For each line of the data below that holds "year", copy the line.

(Items from a data source)
****************************************
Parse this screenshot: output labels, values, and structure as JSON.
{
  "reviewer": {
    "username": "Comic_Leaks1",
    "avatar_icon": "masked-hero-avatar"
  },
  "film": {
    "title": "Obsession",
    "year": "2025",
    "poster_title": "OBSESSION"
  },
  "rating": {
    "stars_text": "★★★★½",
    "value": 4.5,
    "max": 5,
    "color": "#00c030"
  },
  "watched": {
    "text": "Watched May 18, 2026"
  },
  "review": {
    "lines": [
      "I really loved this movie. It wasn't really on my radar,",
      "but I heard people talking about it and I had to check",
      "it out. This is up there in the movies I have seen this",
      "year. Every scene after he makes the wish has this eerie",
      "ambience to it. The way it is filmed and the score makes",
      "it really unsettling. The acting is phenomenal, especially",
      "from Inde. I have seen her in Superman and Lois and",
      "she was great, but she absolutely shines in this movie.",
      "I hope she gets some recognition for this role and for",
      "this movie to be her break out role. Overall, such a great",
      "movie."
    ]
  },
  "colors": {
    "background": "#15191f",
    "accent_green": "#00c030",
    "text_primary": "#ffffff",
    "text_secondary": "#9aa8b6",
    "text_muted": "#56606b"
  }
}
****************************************
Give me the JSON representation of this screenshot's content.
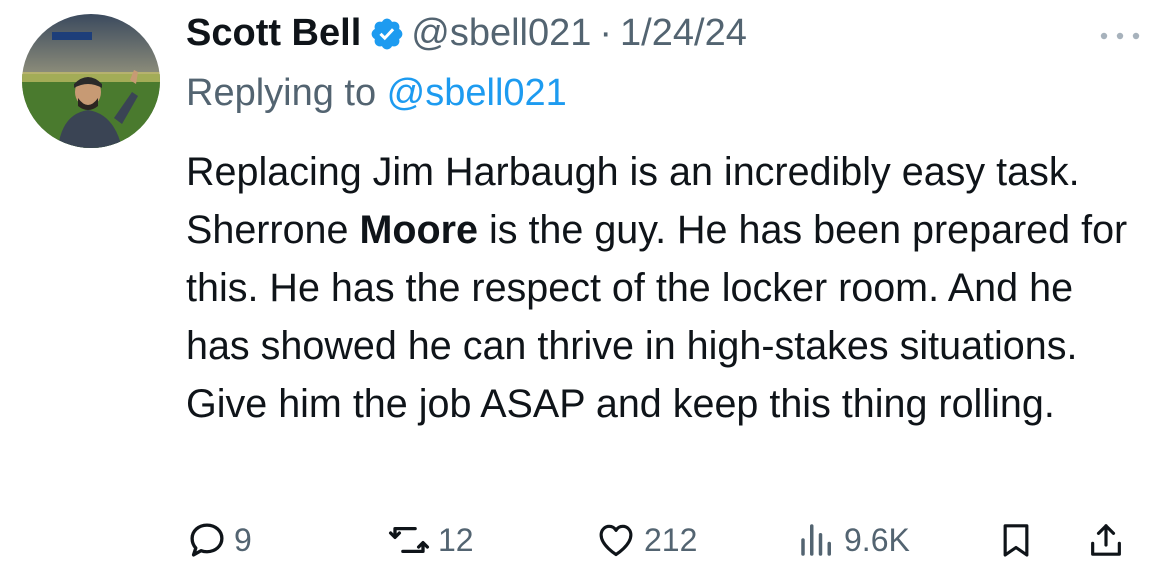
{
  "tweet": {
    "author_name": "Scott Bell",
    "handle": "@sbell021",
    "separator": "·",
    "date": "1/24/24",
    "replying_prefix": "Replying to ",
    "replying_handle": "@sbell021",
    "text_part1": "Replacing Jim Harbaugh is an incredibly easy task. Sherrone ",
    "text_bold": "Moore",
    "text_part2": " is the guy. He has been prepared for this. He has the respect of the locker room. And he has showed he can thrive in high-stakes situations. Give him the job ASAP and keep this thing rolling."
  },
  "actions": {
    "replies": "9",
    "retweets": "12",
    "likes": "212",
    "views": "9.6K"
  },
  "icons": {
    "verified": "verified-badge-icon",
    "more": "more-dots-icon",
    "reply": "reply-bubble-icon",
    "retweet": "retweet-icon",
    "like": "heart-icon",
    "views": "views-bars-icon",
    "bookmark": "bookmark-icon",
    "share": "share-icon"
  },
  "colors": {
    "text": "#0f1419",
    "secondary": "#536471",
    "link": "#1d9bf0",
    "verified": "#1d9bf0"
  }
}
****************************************
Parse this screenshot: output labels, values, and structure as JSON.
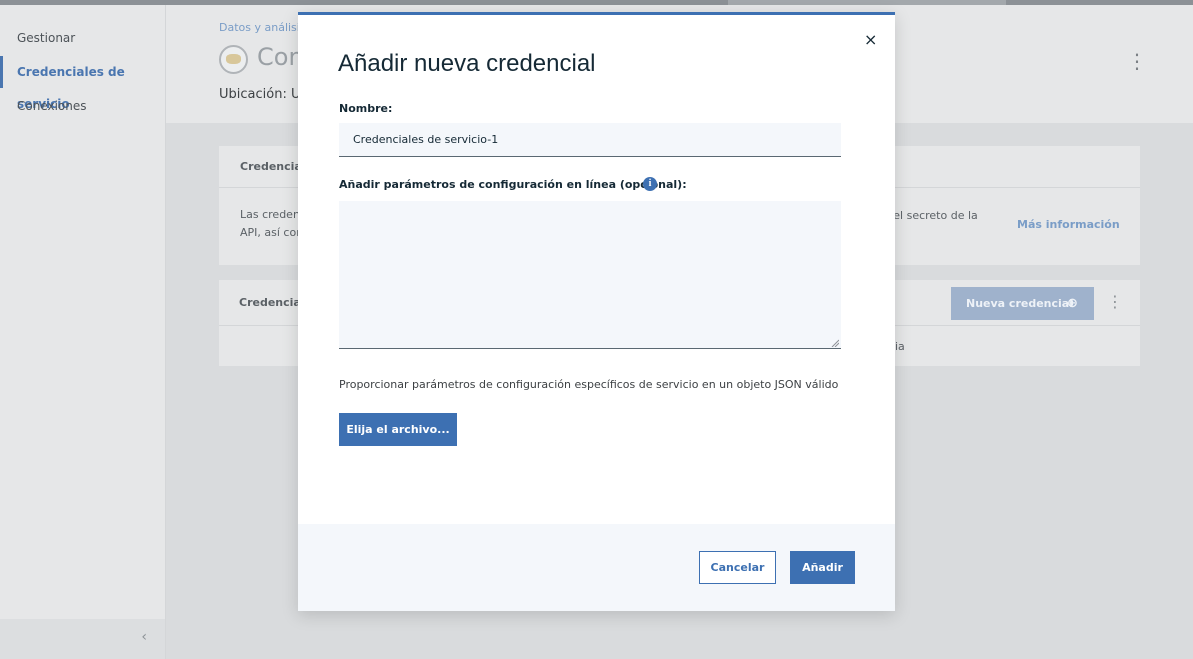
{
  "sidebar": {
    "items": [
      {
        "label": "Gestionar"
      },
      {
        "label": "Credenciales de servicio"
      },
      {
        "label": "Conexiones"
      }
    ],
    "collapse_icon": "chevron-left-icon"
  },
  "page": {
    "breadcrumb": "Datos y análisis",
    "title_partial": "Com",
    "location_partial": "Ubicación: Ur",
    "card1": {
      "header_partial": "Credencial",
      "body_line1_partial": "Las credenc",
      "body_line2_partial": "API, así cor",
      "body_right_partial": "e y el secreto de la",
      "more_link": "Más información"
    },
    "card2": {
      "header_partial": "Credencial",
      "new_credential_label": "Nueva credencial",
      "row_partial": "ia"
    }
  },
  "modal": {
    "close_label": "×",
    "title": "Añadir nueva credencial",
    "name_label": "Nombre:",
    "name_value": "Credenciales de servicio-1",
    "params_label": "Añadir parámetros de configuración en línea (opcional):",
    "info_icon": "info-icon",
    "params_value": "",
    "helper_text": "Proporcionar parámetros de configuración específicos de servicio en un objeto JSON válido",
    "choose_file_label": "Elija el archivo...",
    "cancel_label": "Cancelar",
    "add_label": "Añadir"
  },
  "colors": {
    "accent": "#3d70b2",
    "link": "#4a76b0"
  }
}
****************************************
SOLUTION FOR THIS TASK:
    "year": "2025",
      "year. Every scene after he makes the wish has this eerie",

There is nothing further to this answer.